These storefront sites are the place to find and discover almost anything you want to buy online.
Products sold at these online shopping sites may include free electronic greeting cards, online auctions, and millions of books, CDs, videos, DVDs, toys and games, and electronics.
The merchant model is a business model that consists in selling goods or services over the internet. This type of e-business is the most popular amongst wholesalers and retailers, and its sales are usually made through auctions or based on list prices.
It is often the case that online merchants offer products at a discounted price, this is attributable to the way they operate because of the following reasons:
- Merchandise is purchased from manufacturers in large amounts
- Operations are usually done from inexpensive warehouses located in peripheral areas
- Drop shipping is frequently used as supply chain management technique, which means that the retailer does not keep goods in stock; instead it instructs the manufacturer or wholesaler to ship the purchased merchandise directly to the customer.
Consider an online music store selling audio CDs and DVDs to end users or customers through orders on Internet.

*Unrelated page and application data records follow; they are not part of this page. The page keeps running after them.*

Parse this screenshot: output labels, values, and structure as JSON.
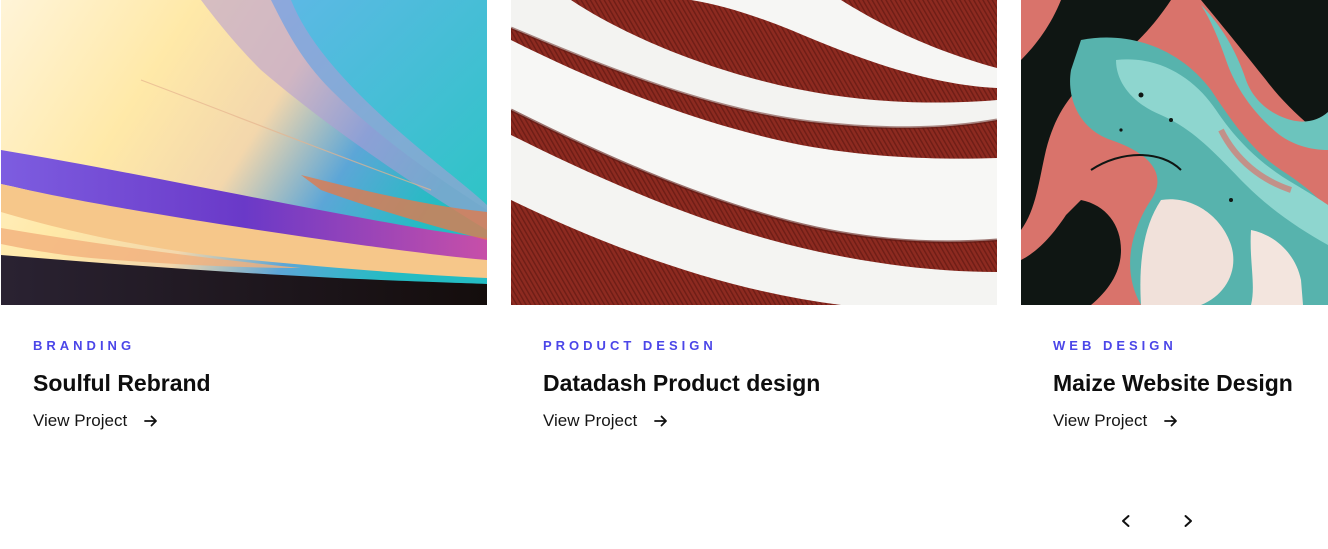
{
  "colors": {
    "accent": "#4b46e8",
    "text": "#0e0e0e"
  },
  "projects": [
    {
      "category": "BRANDING",
      "title": "Soulful Rebrand",
      "link_label": "View Project",
      "image": "abstract-light-streaks"
    },
    {
      "category": "PRODUCT DESIGN",
      "title": "Datadash Product design",
      "link_label": "View Project",
      "image": "curved-white-stripes-on-red"
    },
    {
      "category": "WEB DESIGN",
      "title": "Maize Website Design",
      "link_label": "View Project",
      "image": "teal-and-coral-marble"
    }
  ],
  "navigation": {
    "prev_icon": "chevron-left-icon",
    "next_icon": "chevron-right-icon"
  }
}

The following example implements the concept of b2c business model.
Amazon.com is the leading online retailer of products that inform, educate, entertain and inspire. The Amazon group also has online stores in the United States, Germany, France, Japan and Canada.
Advertising as a tool of communication and marketing tool is subject to many theories and explanatory and normative models. Its contents and performed functions are not yet defined in general recognized theory. Present article focuses on the analysis of advertising in terms of its specific persuasive effort and communication process. Advertising seen as a process is based on the general scheme of the marketing communication process,
with a number of specific features related to its content. The persuasive effort is related to creation of favorable attitudes or reinforcing existing attitudes.
This process of persuasion is closely linked to the concept of attitude. Most theories of advertising have explored the connection between persuasion and attitude, identifying possible responses that the receiver can give to advertising information. Following lines develop these two important aspects associated
with advertising theory, even if they are not the only issues that are debated in the literature.